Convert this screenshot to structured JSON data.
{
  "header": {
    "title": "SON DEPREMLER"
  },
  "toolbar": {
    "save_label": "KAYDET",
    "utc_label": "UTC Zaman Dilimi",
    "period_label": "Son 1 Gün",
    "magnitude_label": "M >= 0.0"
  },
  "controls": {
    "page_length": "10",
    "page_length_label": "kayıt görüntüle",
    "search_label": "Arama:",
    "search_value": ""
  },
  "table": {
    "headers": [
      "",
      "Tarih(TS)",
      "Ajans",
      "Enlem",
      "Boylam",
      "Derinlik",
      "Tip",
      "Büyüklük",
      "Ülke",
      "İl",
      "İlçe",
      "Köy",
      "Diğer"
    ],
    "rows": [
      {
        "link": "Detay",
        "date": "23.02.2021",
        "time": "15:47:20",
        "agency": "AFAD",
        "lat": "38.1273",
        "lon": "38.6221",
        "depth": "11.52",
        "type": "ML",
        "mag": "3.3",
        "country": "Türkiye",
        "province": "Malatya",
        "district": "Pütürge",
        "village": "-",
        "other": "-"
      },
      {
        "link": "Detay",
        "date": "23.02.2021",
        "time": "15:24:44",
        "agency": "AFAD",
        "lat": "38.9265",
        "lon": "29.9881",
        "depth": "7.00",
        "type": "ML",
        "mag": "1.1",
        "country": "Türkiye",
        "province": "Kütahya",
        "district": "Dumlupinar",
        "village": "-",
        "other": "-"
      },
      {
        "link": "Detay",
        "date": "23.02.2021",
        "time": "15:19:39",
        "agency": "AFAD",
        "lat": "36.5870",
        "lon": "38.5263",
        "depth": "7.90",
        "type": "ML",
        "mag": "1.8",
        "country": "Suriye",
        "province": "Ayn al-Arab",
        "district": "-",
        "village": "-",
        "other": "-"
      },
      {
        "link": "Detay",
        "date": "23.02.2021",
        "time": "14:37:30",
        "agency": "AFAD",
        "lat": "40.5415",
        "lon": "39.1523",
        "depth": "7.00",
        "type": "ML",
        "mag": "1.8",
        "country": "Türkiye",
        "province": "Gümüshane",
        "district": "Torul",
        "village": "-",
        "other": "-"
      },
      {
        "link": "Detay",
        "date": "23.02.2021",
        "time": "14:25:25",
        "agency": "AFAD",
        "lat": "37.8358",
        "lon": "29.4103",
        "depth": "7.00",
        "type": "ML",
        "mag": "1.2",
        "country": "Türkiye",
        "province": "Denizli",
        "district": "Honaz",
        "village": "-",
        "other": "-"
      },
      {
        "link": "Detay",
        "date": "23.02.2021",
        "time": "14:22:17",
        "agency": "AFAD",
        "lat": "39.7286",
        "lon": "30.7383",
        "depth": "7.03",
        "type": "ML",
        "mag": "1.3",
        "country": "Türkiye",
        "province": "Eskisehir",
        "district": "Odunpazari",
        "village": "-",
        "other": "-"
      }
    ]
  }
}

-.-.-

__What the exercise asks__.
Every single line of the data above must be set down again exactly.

__Worked solution__.
Convert this screenshot to structured JSON data.
{
  "header": {
    "title": "SON DEPREMLER"
  },
  "toolbar": {
    "save_label": "KAYDET",
    "utc_label": "UTC Zaman Dilimi",
    "period_label": "Son 1 Gün",
    "magnitude_label": "M >= 0.0"
  },
  "controls": {
    "page_length": "10",
    "page_length_label": "kayıt görüntüle",
    "search_label": "Arama:",
    "search_value": ""
  },
  "table": {
    "headers": [
      "",
      "Tarih(TS)",
      "Ajans",
      "Enlem",
      "Boylam",
      "Derinlik",
      "Tip",
      "Büyüklük",
      "Ülke",
      "İl",
      "İlçe",
      "Köy",
      "Diğer"
    ],
    "rows": [
      {
        "link": "Detay",
        "date": "23.02.2021",
        "time": "15:47:20",
        "agency": "AFAD",
        "lat": "38.1273",
        "lon": "38.6221",
        "depth": "11.52",
        "type": "ML",
        "mag": "3.3",
        "country": "Türkiye",
        "province": "Malatya",
        "district": "Pütürge",
        "village": "-",
        "other": "-"
      },
      {
        "link": "Detay",
        "date": "23.02.2021",
        "time": "15:24:44",
        "agency": "AFAD",
        "lat": "38.9265",
        "lon": "29.9881",
        "depth": "7.00",
        "type": "ML",
        "mag": "1.1",
        "country": "Türkiye",
        "province": "Kütahya",
        "district": "Dumlupinar",
        "village": "-",
        "other": "-"
      },
      {
        "link": "Detay",
        "date": "23.02.2021",
        "time": "15:19:39",
        "agency": "AFAD",
        "lat": "36.5870",
        "lon": "38.5263",
        "depth": "7.90",
        "type": "ML",
        "mag": "1.8",
        "country": "Suriye",
        "province": "Ayn al-Arab",
        "district": "-",
        "village": "-",
        "other": "-"
      },
      {
        "link": "Detay",
        "date": "23.02.2021",
        "time": "14:37:30",
        "agency": "AFAD",
        "lat": "40.5415",
        "lon": "39.1523",
        "depth": "7.00",
        "type": "ML",
        "mag": "1.8",
        "country": "Türkiye",
        "province": "Gümüshane",
        "district": "Torul",
        "village": "-",
        "other": "-"
      },
      {
        "link": "Detay",
        "date": "23.02.2021",
        "time": "14:25:25",
        "agency": "AFAD",
        "lat": "37.8358",
        "lon": "29.4103",
        "depth": "7.00",
        "type": "ML",
        "mag": "1.2",
        "country": "Türkiye",
        "province": "Denizli",
        "district": "Honaz",
        "village": "-",
        "other": "-"
      },
      {
        "link": "Detay",
        "date": "23.02.2021",
        "time": "14:22:17",
        "agency": "AFAD",
        "lat": "39.7286",
        "lon": "30.7383",
        "depth": "7.03",
        "type": "ML",
        "mag": "1.3",
        "country": "Türkiye",
        "province": "Eskisehir",
        "district": "Odunpazari",
        "village": "-",
        "other": "-"
      }
    ]
  }
}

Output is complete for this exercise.